DATASET EXTRACT =>

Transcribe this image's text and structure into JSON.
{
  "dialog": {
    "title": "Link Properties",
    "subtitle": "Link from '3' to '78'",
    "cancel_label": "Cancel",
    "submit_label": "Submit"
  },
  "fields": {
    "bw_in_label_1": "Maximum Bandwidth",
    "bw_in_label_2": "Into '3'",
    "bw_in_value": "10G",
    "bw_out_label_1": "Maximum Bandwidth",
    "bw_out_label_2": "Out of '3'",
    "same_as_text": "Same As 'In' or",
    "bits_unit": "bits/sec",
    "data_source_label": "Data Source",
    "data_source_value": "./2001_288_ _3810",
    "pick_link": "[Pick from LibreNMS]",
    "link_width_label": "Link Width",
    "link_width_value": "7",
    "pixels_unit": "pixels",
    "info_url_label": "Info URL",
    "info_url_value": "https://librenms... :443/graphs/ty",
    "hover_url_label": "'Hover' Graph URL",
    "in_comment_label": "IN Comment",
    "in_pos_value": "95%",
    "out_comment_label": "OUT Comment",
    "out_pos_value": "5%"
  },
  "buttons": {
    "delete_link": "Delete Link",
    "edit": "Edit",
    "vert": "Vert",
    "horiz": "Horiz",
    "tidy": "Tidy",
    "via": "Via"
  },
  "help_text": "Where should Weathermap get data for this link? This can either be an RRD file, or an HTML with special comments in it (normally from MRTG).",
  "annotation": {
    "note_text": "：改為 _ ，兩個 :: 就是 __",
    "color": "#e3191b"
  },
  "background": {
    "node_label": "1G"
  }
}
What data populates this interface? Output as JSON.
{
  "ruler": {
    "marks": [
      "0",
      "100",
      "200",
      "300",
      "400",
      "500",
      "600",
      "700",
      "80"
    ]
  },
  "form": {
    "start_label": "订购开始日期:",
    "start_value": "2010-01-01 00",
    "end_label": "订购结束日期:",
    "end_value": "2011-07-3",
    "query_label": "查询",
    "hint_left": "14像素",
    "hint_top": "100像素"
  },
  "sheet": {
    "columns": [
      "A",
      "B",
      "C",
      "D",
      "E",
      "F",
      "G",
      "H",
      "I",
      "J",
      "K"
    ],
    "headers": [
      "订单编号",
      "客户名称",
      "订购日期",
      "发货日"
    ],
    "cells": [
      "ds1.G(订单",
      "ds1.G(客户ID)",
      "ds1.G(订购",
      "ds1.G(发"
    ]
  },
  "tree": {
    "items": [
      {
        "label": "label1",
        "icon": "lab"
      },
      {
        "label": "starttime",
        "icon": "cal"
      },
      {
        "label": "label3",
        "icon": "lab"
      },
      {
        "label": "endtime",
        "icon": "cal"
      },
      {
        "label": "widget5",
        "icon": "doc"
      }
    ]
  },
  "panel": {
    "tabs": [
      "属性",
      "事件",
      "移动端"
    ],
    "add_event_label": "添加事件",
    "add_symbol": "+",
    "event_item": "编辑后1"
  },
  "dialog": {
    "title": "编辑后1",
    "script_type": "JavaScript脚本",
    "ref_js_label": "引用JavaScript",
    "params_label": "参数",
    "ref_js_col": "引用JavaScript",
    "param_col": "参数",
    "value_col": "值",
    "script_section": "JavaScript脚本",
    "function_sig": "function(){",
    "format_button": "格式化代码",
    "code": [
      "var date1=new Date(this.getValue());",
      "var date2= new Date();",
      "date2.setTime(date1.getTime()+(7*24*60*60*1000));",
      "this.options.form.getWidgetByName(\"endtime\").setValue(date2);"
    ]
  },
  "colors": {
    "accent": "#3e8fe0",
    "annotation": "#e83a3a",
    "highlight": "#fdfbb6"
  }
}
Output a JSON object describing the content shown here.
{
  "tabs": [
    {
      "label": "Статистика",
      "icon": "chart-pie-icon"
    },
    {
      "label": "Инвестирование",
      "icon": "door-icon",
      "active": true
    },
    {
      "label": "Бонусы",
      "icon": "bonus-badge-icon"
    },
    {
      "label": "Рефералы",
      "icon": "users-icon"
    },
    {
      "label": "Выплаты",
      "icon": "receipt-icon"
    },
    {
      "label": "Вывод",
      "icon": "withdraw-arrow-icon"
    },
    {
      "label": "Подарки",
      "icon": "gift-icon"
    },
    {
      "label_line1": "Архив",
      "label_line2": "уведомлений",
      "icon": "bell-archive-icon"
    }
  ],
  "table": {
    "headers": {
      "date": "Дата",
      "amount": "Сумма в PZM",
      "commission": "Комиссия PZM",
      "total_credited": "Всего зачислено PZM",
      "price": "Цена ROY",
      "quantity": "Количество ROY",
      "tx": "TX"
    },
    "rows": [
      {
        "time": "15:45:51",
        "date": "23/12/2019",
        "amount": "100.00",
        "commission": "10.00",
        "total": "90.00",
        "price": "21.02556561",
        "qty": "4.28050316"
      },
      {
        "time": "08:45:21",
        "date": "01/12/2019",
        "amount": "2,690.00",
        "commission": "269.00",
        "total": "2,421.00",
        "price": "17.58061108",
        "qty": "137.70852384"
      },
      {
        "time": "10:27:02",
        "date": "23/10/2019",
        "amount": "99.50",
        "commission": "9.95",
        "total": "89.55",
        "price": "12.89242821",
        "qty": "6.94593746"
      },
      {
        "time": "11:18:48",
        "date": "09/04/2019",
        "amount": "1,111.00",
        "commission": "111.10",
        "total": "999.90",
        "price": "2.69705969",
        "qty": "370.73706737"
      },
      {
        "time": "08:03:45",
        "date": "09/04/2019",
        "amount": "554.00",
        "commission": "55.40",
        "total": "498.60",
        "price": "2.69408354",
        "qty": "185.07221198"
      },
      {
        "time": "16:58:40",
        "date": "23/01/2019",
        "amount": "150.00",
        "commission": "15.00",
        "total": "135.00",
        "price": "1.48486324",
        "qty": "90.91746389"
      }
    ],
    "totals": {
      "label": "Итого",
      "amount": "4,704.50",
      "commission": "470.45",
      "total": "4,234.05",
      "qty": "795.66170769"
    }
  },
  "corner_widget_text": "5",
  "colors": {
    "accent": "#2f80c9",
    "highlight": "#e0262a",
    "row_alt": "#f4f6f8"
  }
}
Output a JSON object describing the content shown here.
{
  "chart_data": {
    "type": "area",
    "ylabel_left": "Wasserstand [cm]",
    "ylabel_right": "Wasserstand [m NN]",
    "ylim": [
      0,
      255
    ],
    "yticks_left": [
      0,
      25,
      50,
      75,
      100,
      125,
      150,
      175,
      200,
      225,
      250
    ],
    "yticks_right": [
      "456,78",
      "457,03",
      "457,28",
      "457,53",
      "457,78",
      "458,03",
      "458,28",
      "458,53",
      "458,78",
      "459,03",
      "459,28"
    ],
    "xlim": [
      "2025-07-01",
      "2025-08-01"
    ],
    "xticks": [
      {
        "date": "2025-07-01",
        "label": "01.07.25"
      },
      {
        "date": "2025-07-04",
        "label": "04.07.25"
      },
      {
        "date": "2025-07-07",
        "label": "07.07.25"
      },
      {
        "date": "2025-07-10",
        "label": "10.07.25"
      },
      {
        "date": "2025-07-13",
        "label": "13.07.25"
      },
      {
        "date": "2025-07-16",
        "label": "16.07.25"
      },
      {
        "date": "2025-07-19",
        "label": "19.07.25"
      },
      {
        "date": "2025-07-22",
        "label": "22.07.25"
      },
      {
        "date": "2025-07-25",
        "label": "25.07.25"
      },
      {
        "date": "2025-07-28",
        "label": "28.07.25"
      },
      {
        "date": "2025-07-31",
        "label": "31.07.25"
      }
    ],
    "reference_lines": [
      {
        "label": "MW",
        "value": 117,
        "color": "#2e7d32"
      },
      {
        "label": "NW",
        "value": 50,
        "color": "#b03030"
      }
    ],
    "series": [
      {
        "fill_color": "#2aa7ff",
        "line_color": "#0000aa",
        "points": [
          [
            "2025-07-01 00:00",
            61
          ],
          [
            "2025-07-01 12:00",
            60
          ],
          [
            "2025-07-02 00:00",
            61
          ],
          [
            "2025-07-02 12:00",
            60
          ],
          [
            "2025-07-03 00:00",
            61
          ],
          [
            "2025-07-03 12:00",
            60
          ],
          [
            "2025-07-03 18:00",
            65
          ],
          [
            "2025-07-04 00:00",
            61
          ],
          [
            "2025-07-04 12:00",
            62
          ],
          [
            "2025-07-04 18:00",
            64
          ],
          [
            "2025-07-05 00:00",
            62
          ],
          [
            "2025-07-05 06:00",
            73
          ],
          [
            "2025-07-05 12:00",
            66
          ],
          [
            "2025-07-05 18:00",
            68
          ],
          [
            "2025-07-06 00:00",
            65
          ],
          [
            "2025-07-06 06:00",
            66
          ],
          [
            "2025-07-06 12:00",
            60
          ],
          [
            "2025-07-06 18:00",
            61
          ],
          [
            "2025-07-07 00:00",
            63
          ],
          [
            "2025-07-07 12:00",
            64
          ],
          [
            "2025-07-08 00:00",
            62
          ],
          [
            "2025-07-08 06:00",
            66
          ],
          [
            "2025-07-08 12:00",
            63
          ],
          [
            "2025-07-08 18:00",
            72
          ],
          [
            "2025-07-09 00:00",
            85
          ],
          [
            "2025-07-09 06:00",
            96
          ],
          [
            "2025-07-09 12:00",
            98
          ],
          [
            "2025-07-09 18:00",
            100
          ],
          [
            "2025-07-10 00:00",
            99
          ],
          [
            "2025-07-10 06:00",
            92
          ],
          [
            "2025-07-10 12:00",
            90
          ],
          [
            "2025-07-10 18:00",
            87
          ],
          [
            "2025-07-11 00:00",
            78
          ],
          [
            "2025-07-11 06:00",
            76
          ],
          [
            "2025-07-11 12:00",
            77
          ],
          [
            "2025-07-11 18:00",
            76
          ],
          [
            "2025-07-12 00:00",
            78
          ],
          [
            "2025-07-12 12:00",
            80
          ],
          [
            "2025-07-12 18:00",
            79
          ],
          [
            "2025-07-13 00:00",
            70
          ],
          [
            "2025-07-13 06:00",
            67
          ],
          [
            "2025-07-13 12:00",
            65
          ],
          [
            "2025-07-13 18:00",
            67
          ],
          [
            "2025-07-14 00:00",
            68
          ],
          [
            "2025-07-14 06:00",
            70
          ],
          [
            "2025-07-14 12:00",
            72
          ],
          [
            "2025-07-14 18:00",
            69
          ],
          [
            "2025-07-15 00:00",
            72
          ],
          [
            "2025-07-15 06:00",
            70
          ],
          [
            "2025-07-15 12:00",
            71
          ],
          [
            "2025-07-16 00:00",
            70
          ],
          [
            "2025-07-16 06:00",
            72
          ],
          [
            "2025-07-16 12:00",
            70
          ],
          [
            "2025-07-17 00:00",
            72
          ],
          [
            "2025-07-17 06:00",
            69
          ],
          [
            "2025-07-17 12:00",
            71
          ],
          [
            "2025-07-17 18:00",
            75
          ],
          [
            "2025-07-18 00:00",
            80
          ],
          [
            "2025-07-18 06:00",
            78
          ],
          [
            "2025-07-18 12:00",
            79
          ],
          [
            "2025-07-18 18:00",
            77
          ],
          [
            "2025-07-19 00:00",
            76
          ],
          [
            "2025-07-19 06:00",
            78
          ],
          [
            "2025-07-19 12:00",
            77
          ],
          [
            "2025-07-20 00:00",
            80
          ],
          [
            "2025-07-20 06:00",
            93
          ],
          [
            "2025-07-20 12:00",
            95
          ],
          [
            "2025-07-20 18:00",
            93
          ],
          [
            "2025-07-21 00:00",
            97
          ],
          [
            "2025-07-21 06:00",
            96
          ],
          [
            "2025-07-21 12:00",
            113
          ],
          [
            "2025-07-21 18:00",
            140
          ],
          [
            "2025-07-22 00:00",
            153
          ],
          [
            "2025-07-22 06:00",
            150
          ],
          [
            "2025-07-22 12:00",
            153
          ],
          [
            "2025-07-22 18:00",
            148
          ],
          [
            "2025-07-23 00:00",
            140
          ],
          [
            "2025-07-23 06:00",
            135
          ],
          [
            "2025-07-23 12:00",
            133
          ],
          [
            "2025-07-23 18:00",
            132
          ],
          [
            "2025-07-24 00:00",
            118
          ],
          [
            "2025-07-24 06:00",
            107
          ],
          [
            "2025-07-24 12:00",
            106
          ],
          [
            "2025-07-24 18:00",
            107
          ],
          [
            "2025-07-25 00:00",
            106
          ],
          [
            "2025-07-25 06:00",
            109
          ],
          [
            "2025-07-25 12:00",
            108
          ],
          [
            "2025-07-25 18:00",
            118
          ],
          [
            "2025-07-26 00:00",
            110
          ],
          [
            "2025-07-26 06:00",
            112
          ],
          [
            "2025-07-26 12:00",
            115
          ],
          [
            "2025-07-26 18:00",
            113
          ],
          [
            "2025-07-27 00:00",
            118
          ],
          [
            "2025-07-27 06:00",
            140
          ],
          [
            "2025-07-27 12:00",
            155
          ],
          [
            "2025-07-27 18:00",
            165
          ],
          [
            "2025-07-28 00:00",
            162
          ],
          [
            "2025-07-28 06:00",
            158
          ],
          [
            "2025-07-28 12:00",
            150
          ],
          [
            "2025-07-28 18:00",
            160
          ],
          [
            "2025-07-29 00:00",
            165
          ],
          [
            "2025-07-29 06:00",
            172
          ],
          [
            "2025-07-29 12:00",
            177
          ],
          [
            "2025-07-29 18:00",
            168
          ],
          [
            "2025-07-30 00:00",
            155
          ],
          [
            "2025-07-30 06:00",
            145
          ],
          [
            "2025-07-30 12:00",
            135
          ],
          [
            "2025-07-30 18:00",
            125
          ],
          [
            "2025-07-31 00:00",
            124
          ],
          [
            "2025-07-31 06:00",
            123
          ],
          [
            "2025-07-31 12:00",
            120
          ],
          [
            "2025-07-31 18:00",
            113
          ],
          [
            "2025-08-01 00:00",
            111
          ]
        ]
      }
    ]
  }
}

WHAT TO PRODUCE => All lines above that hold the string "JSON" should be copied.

EXERCISE ANSWER =>
Transcribe this image's text and structure into JSON.
What data populates this interface? Output as JSON.
Output a JSON object describing the content shown here.
Output a JSON object describing the content shown here.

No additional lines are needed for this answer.